You’d think offering the best choice would increase sales, but it’s actually the other way around.
All the answers to your unique business lifestage questions
There’s a plethora of tools and tactics available to an entrepreneur to increase their sales, but this one is distinctly counter-intuitive until you delve into human psychology.
If you want to substantially grow your business, offer your customers some cleverly packaged inferior choices to help them choose.
So how does this magic work?
People often think they know what they want all of the time. But when faced with a host of options, the situation can be overwhelming. And when that situation is faced by a potential customer, the response is to shut down and you ultimately lose the sale. So how do you work through the maze of choices and close a sale?

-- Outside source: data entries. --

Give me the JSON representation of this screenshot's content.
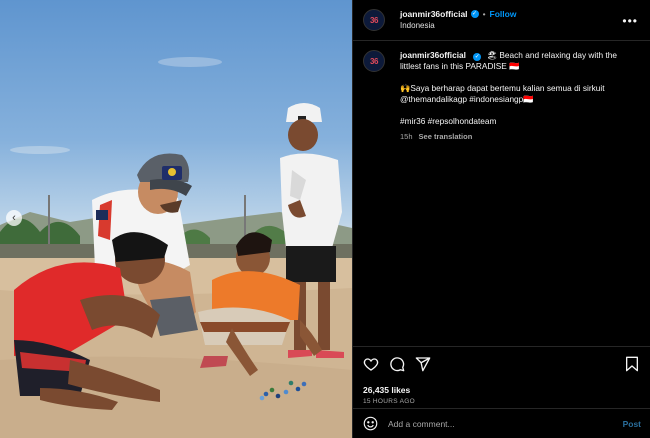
{
  "post": {
    "username": "joanmir36official",
    "follow_label": "Follow",
    "location": "Indonesia",
    "avatar_mark": "36",
    "more_label": "•••"
  },
  "caption": {
    "username": "joanmir36official",
    "line1": "🏖 Beach and relaxing day with the littlest fans in this PARADISE 🇮🇩",
    "line2": "🙌Saya berharap dapat bertemu kalian semua di sirkuit @themandalikagp #indonesiangp🇮🇩",
    "hashtags": "#mir36 #repsolhondateam",
    "time": "15h",
    "translation_label": "See translation"
  },
  "engagement": {
    "likes": "26,435 likes",
    "posted_ago": "15 HOURS AGO"
  },
  "comment_box": {
    "placeholder": "Add a comment...",
    "post_label": "Post"
  },
  "media": {
    "cap_logo_text": "Red Bull",
    "prev_label": "‹"
  },
  "icons": [
    "heart-icon",
    "comment-icon",
    "share-icon",
    "bookmark-icon",
    "emoji-icon",
    "verified-icon",
    "more-icon",
    "chevron-left-icon"
  ],
  "colors": {
    "accent": "#0095f6",
    "bg": "#000000",
    "border": "#262626",
    "muted": "#a8a8a8"
  }
}
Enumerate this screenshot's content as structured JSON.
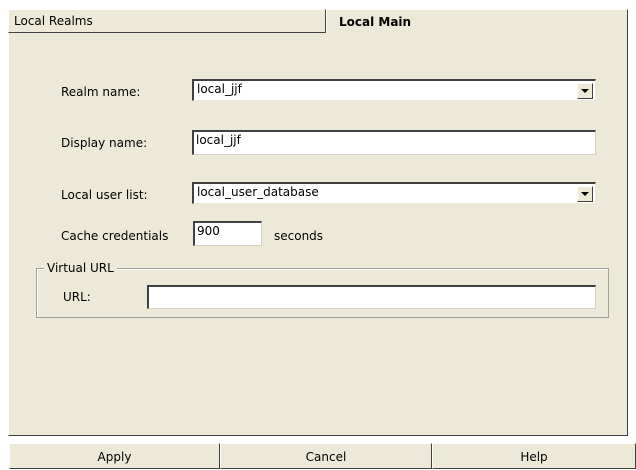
{
  "tabs": {
    "local_realms": "Local Realms",
    "local_main": "Local Main"
  },
  "form": {
    "realm_name": {
      "label": "Realm name:",
      "value": "local_jjf"
    },
    "display_name": {
      "label": "Display name:",
      "value": "local_jjf"
    },
    "local_user_list": {
      "label": "Local user list:",
      "value": "local_user_database"
    },
    "cache_credentials": {
      "label": "Cache credentials",
      "value": "900",
      "unit": "seconds"
    },
    "virtual_url": {
      "legend": "Virtual URL",
      "url_label": "URL:",
      "url_value": ""
    }
  },
  "buttons": {
    "apply": "Apply",
    "cancel": "Cancel",
    "help": "Help"
  },
  "icons": {
    "dropdown": "chevron-down-icon"
  }
}
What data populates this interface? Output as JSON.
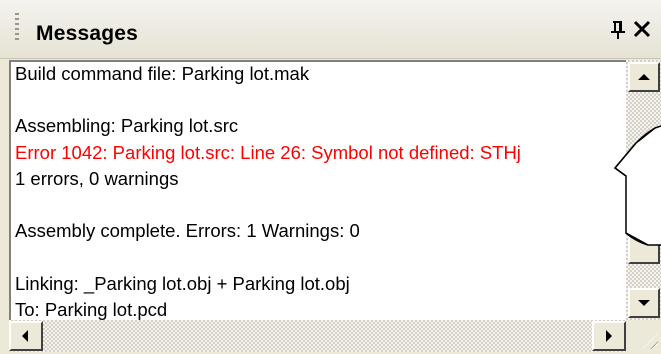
{
  "window": {
    "title": "Messages",
    "pin_glyph": "ᵠ",
    "close_glyph": "✕"
  },
  "messages": [
    {
      "text": "Build command file: Parking lot.mak",
      "type": "normal"
    },
    {
      "text": "",
      "type": "blank"
    },
    {
      "text": "Assembling: Parking lot.src",
      "type": "normal"
    },
    {
      "text": "Error 1042: Parking lot.src: Line 26: Symbol not defined: STHj",
      "type": "error"
    },
    {
      "text": "1 errors, 0 warnings",
      "type": "normal"
    },
    {
      "text": "",
      "type": "blank"
    },
    {
      "text": "Assembly complete.  Errors: 1  Warnings: 0",
      "type": "normal"
    },
    {
      "text": "",
      "type": "blank"
    },
    {
      "text": "Linking: _Parking lot.obj + Parking lot.obj",
      "type": "normal"
    },
    {
      "text": "To: Parking lot.pcd",
      "type": "normal"
    }
  ],
  "colors": {
    "error": "#ff0000",
    "panel": "#ece9d8"
  }
}
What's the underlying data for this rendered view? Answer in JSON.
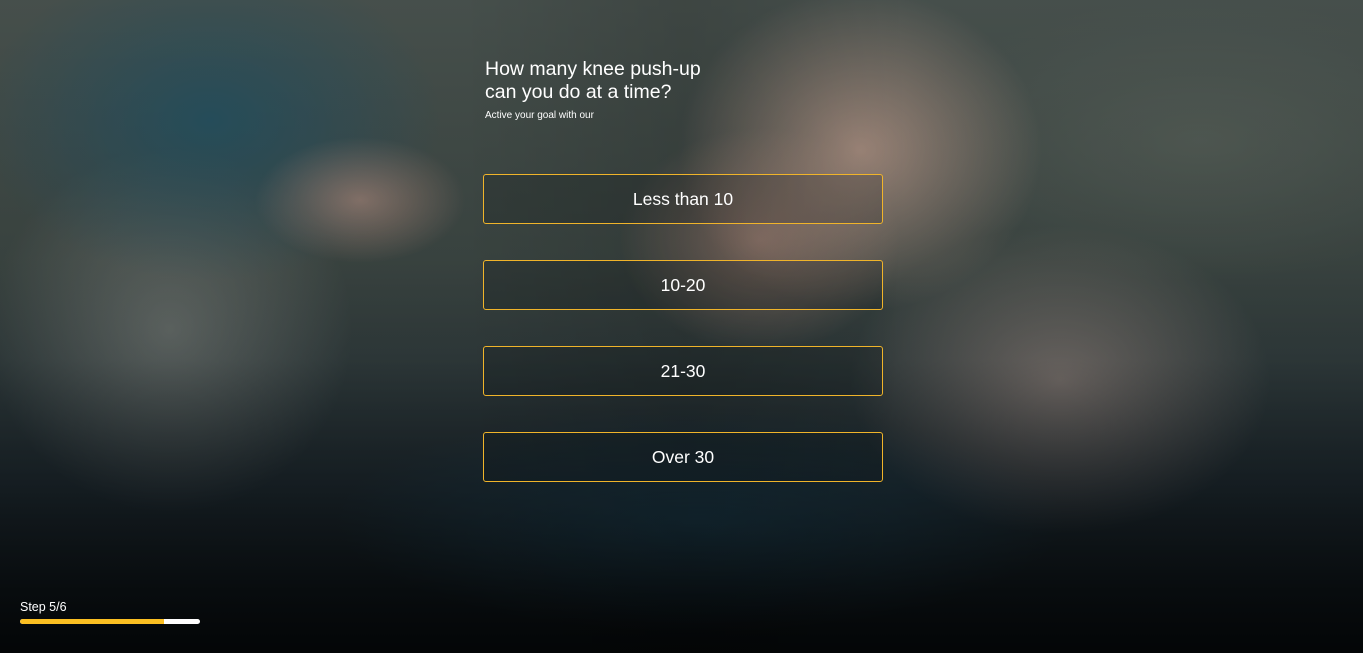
{
  "question": {
    "title": "How many knee push-up can you do at a time?",
    "subtitle": "Active your goal with our"
  },
  "options": [
    {
      "label": "Less than 10"
    },
    {
      "label": "10-20"
    },
    {
      "label": "21-30"
    },
    {
      "label": "Over 30"
    }
  ],
  "progress": {
    "step_label": "Step 5/6",
    "current_step": 5,
    "total_steps": 6,
    "fill_fraction": 0.8
  },
  "colors": {
    "accent": "#fbbf22",
    "option_border": "#f0b42a",
    "text": "#ffffff",
    "progress_track": "#ffffff"
  }
}
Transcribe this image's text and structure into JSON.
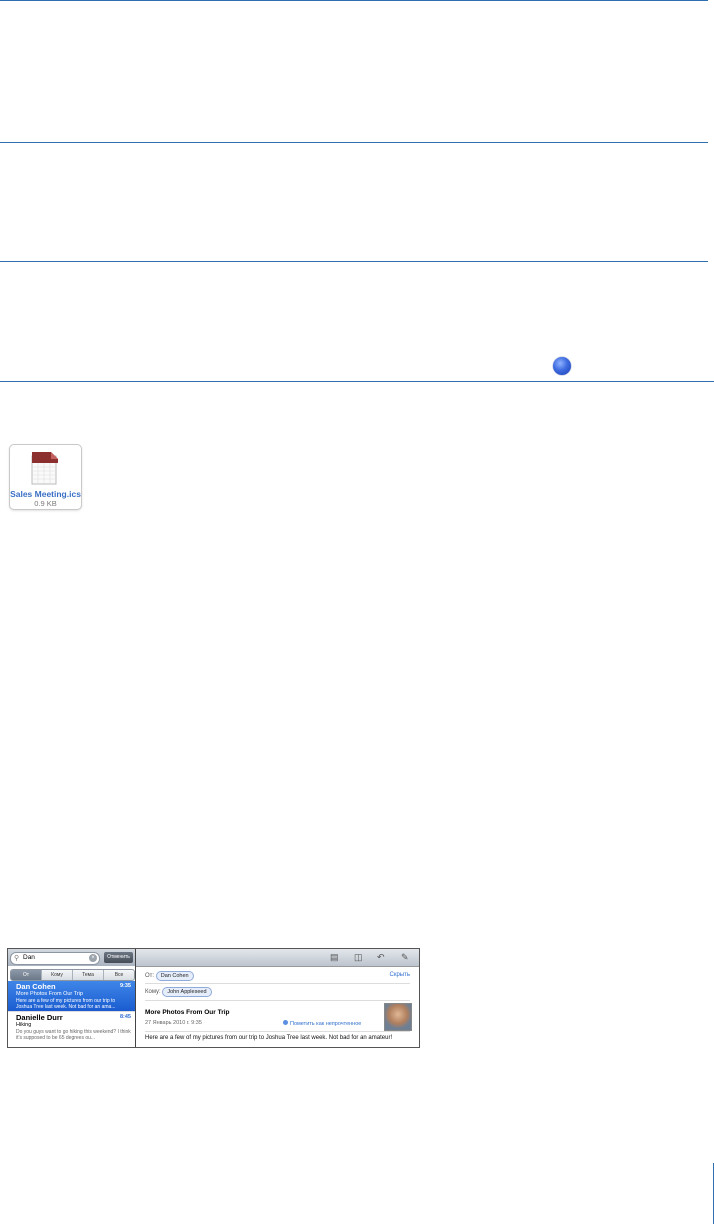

An example of inferior choices at work
Dan Airiely, a behavioural economist, describes the following scenarios that will help you package your products and services in a way that will get you more sales:
If you offer an all-expenses paid weekend to Rome or an all-expenses paid weekend to Paris, what will your customers choose? In truth it’s a hard choice because they’re both a great offer.
Now say, for the same price, you offer an all-expenses paid weekend to Rome or, option B, a weekend to Rome but you have to buy your own breakfast and dinner. Suddenly the choice becomes easier because the playing field is no longer equal. One choice is clearly superior to the other and gets you more value for money.
Now to apply this to business. Here Ariely examines a magazine subscription deal:
How does these subscription options compare?
Option B is clearly inferior so why would you offer it? Though it appears useless it actually helps customers figure out what they want and the bulk of their choices go to the more expensive option.
In case you think that’s chance, look at the division of choices when option B doesn’t exist. More customers choose the cheaper choice because they have nothing to compare the two good deals against.